__Task to complete__:
Please find every line in the records below that contains the word "count", and copy it.

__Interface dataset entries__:
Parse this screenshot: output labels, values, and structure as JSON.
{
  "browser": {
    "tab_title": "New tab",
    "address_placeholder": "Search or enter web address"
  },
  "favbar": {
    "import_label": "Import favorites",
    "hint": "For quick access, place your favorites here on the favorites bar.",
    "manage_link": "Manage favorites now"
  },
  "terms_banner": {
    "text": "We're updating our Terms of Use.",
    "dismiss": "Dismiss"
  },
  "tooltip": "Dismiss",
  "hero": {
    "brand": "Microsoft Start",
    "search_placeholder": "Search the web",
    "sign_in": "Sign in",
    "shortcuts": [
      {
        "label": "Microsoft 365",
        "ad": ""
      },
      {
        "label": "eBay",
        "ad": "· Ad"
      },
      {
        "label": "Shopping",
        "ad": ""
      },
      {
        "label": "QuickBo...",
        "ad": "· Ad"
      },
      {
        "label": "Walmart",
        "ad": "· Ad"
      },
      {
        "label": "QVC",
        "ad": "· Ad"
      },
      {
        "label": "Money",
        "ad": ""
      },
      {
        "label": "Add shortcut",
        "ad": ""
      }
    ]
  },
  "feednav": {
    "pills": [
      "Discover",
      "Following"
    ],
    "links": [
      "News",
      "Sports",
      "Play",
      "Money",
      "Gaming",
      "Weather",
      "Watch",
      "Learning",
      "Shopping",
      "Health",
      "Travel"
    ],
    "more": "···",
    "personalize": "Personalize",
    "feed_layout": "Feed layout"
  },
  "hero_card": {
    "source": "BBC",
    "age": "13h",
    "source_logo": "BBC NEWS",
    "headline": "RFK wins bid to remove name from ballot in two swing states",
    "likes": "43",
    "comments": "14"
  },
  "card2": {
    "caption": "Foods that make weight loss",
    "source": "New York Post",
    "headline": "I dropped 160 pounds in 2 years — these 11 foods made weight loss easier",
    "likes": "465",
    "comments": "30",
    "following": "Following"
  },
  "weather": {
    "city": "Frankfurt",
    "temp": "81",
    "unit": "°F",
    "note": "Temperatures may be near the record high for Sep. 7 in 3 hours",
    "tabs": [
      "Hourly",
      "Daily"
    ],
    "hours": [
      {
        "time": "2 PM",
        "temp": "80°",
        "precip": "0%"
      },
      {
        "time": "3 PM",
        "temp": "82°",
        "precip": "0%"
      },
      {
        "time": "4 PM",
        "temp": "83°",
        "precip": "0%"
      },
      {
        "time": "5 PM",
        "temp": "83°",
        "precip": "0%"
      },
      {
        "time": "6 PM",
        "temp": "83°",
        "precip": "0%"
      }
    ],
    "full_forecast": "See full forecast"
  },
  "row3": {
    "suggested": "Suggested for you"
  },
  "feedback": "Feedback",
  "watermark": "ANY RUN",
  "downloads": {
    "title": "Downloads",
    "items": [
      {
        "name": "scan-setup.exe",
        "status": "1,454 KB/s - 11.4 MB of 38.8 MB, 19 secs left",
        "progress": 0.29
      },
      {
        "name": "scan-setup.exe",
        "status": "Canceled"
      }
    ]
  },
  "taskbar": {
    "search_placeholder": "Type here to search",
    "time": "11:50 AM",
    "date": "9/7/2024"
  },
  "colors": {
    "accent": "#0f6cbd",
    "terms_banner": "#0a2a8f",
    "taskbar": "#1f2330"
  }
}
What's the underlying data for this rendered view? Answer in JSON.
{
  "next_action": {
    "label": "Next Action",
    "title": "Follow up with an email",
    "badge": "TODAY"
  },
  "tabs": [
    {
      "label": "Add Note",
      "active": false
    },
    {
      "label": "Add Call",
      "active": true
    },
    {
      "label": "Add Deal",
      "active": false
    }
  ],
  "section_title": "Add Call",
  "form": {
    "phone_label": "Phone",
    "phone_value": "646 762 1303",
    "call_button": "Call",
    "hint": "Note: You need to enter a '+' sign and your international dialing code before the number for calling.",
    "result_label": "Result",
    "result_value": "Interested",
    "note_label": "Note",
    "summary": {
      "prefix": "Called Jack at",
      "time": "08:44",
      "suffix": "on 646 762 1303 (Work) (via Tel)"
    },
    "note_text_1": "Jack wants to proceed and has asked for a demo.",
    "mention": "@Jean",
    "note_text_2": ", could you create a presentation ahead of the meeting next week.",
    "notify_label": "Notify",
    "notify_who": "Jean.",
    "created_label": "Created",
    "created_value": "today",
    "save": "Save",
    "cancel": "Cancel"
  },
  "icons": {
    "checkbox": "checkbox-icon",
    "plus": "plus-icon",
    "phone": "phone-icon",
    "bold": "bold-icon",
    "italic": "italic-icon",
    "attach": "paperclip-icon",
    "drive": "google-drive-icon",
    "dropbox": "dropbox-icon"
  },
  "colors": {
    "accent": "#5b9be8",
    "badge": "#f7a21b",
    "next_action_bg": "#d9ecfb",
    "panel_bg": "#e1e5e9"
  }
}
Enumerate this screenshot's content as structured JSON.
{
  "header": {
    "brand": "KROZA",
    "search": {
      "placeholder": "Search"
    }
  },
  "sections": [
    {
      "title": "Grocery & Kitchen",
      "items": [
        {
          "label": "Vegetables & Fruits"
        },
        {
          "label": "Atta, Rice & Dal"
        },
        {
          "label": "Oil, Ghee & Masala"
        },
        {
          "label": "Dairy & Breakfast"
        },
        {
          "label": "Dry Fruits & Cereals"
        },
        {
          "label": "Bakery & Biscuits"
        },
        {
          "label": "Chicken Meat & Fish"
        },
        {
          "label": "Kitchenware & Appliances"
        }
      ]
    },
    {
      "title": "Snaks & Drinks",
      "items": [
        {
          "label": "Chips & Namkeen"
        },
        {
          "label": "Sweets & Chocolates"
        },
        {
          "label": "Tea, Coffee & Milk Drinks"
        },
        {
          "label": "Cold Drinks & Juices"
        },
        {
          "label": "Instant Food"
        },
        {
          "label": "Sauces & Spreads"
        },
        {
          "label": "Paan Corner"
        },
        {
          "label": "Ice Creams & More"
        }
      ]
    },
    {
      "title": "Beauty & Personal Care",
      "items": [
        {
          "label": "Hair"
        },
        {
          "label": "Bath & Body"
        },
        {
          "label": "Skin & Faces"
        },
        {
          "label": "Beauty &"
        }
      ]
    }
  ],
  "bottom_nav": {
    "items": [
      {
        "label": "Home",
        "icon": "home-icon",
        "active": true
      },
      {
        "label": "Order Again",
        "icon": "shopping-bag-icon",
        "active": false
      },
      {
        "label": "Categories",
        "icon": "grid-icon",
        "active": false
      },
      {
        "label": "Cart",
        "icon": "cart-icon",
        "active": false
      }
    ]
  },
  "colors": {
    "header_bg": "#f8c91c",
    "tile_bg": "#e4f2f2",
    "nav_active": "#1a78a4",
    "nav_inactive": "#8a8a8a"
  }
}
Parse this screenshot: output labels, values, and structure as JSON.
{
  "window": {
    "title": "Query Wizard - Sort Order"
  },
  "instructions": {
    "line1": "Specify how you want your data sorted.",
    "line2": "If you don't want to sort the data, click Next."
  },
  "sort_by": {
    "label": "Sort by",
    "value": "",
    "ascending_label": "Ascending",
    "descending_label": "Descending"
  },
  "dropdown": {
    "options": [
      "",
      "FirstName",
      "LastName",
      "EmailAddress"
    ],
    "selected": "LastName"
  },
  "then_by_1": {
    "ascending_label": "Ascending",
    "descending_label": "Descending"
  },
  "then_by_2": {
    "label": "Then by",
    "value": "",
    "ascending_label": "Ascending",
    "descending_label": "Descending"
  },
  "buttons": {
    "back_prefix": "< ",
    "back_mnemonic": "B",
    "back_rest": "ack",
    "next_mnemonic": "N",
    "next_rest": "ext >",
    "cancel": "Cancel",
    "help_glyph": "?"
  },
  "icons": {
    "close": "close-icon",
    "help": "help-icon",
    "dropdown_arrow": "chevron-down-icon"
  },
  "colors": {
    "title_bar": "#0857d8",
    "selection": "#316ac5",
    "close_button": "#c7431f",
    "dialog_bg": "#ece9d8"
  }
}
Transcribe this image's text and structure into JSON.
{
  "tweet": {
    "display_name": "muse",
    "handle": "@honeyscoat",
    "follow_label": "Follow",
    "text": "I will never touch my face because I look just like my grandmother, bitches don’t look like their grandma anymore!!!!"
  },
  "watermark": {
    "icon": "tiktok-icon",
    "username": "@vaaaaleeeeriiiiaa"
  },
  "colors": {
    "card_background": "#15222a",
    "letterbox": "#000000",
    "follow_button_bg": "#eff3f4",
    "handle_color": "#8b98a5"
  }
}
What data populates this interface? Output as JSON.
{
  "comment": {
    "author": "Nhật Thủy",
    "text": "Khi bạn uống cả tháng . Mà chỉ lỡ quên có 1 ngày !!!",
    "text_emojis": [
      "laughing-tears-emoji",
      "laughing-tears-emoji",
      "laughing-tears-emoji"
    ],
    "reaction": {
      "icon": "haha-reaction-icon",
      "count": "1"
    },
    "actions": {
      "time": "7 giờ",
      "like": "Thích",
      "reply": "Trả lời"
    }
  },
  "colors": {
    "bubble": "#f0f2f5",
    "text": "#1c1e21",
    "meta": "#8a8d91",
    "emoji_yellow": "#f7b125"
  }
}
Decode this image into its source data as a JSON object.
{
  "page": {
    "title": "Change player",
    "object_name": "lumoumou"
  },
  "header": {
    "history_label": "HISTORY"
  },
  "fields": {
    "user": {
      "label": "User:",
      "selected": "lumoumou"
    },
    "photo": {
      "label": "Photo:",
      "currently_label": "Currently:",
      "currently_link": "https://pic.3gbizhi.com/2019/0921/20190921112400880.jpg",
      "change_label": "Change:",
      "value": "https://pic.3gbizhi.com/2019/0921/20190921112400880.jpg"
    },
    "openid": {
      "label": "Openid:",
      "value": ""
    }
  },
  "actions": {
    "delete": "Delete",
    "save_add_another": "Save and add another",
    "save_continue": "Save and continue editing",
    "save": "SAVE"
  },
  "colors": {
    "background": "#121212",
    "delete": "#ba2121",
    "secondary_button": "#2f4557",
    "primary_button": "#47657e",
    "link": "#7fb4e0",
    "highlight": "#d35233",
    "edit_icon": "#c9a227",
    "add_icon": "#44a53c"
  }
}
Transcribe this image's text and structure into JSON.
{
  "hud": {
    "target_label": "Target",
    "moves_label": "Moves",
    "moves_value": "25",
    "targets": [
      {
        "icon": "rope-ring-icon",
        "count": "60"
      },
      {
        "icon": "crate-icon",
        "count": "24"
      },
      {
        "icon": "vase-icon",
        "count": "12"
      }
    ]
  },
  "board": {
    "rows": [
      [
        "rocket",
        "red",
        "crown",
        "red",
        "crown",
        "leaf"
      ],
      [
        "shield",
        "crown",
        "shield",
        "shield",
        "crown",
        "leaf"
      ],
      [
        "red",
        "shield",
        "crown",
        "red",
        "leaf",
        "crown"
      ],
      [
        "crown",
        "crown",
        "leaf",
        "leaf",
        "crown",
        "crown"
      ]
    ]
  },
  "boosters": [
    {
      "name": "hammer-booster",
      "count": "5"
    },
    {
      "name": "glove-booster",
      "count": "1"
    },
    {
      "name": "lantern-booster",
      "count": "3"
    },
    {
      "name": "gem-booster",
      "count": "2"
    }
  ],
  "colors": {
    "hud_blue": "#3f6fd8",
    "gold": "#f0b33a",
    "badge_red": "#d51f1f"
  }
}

__Answer to this task__:
      "count": "1"
        "count": "60"
        "count": "24"
        "count": "12"
      "count": "5"
      "count": "1"
      "count": "3"
      "count": "2"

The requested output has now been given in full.